College students with Pell Grants usually tend to drop out than to graduate at many four-year schools in america, in keeping with a brand new report on social mobility and low-income scholar enrollment at four-year establishments from Schooling Reform Now, a progressive suppose tank that advocates for scholar and household pursuits.
The report, launched at the moment, identifies 614 four-year schools the place college students receiving federal Pell Grants usually tend to graduate than they’re to drop out and the place federal mortgage compensation and default charges are higher than the common four-year establishment. Schooling Reform Now dubbed these schools “social mobility elevators,” discovering 90 of the highest 100 are public establishments.
Pell Grants go to college students who display distinctive monetary want and are sometimes used as a proxy to establish enrollment of scholars from low-income backgrounds.
California State College, Lengthy Seaside, topped the suppose tank’s listing, adopted by the College of Central Florida; California State College, Fullerton; the College of California, Riverside; and the College of California, Irvine.
Many extremely selective establishments fell into the underside half the suppose tank’s listing, primarily resulting from small class sizes and low enrollment of scholars with Pell Grants.
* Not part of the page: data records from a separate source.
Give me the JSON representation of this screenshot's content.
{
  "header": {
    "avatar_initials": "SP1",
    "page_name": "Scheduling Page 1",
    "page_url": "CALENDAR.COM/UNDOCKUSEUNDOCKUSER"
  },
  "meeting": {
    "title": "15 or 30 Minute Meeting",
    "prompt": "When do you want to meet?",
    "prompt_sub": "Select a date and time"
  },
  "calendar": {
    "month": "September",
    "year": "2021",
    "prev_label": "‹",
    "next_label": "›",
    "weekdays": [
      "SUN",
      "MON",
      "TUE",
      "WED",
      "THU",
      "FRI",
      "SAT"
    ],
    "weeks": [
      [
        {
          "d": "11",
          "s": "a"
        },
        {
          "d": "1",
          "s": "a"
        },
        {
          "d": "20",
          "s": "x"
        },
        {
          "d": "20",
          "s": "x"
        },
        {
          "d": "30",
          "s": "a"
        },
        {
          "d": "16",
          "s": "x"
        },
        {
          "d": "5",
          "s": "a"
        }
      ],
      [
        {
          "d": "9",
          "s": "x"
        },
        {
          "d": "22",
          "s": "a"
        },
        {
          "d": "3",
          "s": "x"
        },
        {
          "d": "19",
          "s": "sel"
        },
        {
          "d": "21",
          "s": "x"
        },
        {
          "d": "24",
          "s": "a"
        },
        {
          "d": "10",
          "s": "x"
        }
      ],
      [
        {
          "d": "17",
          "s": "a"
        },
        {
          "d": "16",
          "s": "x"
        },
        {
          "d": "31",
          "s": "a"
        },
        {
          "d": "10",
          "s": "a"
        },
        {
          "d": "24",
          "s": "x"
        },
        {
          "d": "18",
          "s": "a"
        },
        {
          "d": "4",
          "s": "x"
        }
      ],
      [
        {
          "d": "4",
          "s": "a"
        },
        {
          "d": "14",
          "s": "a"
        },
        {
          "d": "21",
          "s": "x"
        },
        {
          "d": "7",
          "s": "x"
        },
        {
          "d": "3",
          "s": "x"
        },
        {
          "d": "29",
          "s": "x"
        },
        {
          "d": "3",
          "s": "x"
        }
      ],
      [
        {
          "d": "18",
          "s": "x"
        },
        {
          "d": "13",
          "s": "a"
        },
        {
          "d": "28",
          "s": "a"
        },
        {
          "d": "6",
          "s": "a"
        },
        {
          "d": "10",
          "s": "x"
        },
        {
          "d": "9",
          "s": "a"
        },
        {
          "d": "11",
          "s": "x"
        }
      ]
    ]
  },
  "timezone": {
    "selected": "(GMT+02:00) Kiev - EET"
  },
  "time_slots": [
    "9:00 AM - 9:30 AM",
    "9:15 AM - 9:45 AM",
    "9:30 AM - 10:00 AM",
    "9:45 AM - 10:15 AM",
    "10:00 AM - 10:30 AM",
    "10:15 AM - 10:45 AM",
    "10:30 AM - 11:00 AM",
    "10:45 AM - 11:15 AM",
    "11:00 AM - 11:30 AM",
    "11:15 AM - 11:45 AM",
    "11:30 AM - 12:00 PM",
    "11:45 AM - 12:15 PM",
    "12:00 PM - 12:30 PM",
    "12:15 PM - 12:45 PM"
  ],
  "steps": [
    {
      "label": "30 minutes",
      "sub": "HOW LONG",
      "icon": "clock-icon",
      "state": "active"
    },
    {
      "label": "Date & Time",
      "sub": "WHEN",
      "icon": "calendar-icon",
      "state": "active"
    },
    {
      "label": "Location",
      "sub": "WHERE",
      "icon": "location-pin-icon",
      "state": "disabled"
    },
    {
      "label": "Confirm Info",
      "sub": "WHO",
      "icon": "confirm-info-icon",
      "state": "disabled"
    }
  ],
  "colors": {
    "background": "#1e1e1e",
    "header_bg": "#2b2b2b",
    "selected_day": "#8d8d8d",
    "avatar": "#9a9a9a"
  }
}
The College of Central Florida enrolls extra college students with Pell Grants than the 12 “Ivy-plus” establishments mixed, the report mentioned.
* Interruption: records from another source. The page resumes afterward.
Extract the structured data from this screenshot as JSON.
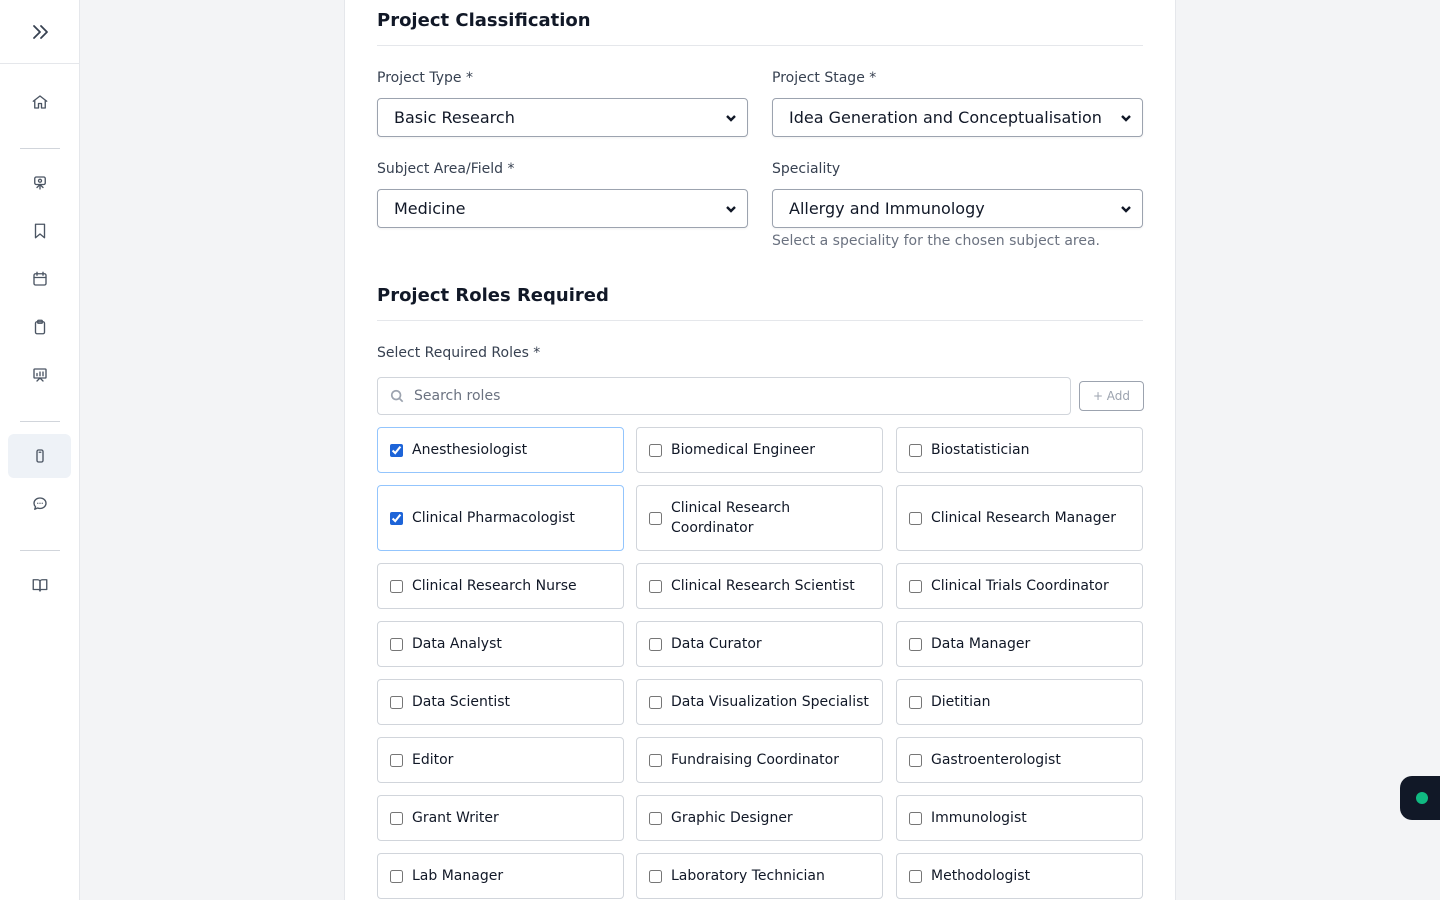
{
  "sidebar": {
    "items": [
      {
        "name": "home-icon"
      },
      {
        "name": "presentation-icon"
      },
      {
        "name": "bookmark-icon"
      },
      {
        "name": "calendar-icon"
      },
      {
        "name": "clipboard-icon"
      },
      {
        "name": "chart-board-icon"
      },
      {
        "name": "phone-icon",
        "active": true
      },
      {
        "name": "chat-icon"
      },
      {
        "name": "book-icon"
      }
    ]
  },
  "classification": {
    "title": "Project Classification",
    "project_type_label": "Project Type *",
    "project_type_value": "Basic Research",
    "project_stage_label": "Project Stage *",
    "project_stage_value": "Idea Generation and Conceptualisation",
    "subject_label": "Subject Area/Field *",
    "subject_value": "Medicine",
    "speciality_label": "Speciality",
    "speciality_value": "Allergy and Immunology",
    "speciality_helper": "Select a speciality for the chosen subject area."
  },
  "roles": {
    "title": "Project Roles Required",
    "select_label": "Select Required Roles *",
    "search_placeholder": "Search roles",
    "add_label": "+ Add",
    "items": [
      {
        "label": "Anesthesiologist",
        "checked": true
      },
      {
        "label": "Biomedical Engineer",
        "checked": false
      },
      {
        "label": "Biostatistician",
        "checked": false
      },
      {
        "label": "Clinical Pharmacologist",
        "checked": true
      },
      {
        "label": "Clinical Research Coordinator",
        "checked": false
      },
      {
        "label": "Clinical Research Manager",
        "checked": false
      },
      {
        "label": "Clinical Research Nurse",
        "checked": false
      },
      {
        "label": "Clinical Research Scientist",
        "checked": false
      },
      {
        "label": "Clinical Trials Coordinator",
        "checked": false
      },
      {
        "label": "Data Analyst",
        "checked": false
      },
      {
        "label": "Data Curator",
        "checked": false
      },
      {
        "label": "Data Manager",
        "checked": false
      },
      {
        "label": "Data Scientist",
        "checked": false
      },
      {
        "label": "Data Visualization Specialist",
        "checked": false
      },
      {
        "label": "Dietitian",
        "checked": false
      },
      {
        "label": "Editor",
        "checked": false
      },
      {
        "label": "Fundraising Coordinator",
        "checked": false
      },
      {
        "label": "Gastroenterologist",
        "checked": false
      },
      {
        "label": "Grant Writer",
        "checked": false
      },
      {
        "label": "Graphic Designer",
        "checked": false
      },
      {
        "label": "Immunologist",
        "checked": false
      },
      {
        "label": "Lab Manager",
        "checked": false
      },
      {
        "label": "Laboratory Technician",
        "checked": false
      },
      {
        "label": "Methodologist",
        "checked": false
      }
    ]
  },
  "colors": {
    "accent": "#1d64d8",
    "status_dot": "#10b981"
  }
}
Solely three for-profit schools posted outcomes sturdy sufficient to be included within the rankings.
Of the non-public schools that made the listing, many had a spiritual affiliation. That mentioned, a few of the most prestigious non secular schools didn’t rank extremely — DePaul College was the closest to the highest at spot 52.
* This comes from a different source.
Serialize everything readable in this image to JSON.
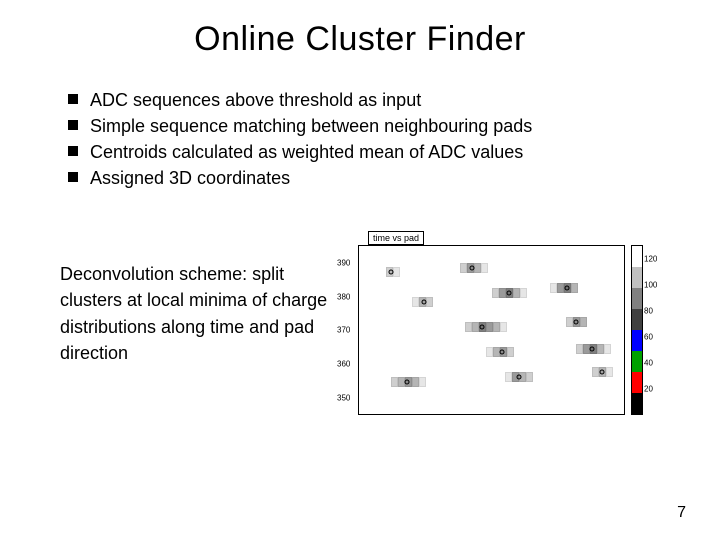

“Georgetown and Notre Dame may be essentially the most prestigious Catholic universities within the nation, however their social mobility influence numbers fall far behind a whole bunch of secular schools that don’t share the Church’s mission to serve the poor,” the report mentioned. Georgetown College was ranked at 283, and Notre Dame College was ranked at 355.